======== DATA PROVIDED

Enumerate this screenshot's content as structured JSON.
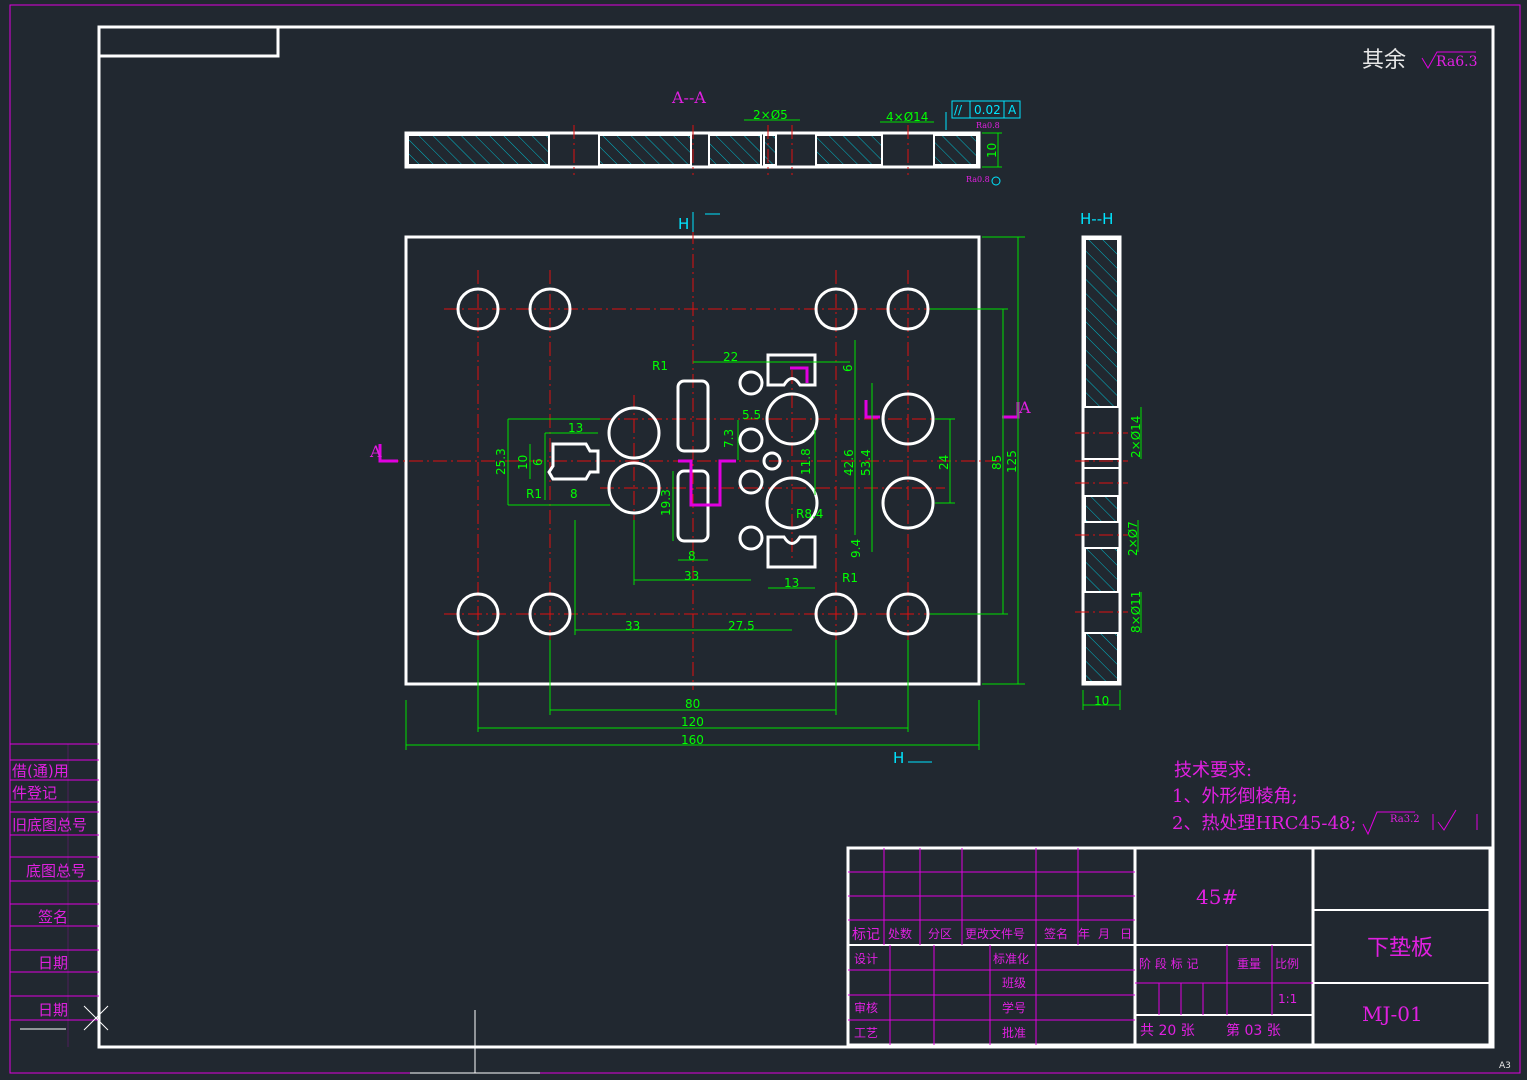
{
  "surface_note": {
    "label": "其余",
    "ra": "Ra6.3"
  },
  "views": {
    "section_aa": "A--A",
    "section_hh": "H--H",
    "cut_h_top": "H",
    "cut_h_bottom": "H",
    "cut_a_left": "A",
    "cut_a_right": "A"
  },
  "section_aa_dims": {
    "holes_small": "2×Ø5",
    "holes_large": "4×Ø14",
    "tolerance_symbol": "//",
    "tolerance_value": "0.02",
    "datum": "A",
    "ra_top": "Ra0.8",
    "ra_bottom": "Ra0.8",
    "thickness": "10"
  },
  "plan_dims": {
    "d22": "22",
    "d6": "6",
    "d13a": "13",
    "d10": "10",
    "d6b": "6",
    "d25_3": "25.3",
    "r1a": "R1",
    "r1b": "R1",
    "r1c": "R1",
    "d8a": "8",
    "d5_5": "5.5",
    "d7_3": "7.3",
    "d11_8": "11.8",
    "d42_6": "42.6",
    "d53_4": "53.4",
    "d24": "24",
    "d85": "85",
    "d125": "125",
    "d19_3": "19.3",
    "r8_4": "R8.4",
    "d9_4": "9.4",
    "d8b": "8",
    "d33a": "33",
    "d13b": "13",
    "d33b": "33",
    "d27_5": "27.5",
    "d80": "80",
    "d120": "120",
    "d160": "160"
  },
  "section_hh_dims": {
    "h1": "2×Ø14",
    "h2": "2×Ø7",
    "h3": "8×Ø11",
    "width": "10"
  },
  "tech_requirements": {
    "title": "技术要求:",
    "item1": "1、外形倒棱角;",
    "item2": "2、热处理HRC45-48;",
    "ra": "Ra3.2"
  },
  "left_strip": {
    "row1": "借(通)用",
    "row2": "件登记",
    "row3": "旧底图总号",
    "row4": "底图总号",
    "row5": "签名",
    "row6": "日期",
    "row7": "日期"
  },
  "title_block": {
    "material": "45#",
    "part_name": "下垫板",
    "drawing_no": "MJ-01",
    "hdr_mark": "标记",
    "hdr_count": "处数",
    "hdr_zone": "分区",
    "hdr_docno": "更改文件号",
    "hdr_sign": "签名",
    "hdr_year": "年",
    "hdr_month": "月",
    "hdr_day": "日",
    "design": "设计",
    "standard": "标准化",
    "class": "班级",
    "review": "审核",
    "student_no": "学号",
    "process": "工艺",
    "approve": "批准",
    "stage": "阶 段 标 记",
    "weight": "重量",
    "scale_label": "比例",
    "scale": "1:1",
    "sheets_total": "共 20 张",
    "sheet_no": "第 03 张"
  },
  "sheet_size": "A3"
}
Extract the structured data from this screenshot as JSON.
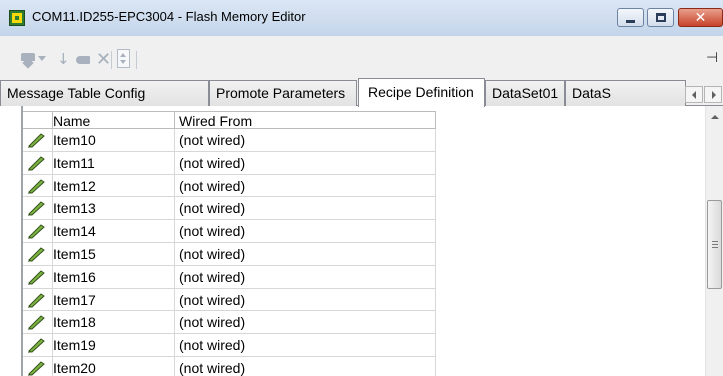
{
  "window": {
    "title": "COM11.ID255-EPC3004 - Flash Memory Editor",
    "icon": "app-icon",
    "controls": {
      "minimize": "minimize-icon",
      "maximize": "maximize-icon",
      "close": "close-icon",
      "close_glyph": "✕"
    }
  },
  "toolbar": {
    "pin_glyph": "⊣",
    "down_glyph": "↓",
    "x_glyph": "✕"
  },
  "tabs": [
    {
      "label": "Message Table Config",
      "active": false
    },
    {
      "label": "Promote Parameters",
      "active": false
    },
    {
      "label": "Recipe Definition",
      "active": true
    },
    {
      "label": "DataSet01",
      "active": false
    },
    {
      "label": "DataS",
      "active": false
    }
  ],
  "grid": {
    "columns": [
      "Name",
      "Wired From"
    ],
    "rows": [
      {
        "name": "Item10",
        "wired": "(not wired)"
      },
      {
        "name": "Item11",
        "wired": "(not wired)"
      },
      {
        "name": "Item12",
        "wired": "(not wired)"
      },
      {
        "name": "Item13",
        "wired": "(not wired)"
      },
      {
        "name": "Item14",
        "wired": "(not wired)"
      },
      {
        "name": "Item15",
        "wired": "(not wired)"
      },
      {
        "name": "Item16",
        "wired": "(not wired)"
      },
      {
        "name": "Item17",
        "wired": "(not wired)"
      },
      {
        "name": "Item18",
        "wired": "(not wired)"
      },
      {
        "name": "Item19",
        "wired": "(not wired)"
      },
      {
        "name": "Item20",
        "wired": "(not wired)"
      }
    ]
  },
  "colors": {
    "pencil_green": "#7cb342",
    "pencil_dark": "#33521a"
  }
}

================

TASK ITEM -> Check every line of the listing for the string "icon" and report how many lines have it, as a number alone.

REPLY -> 4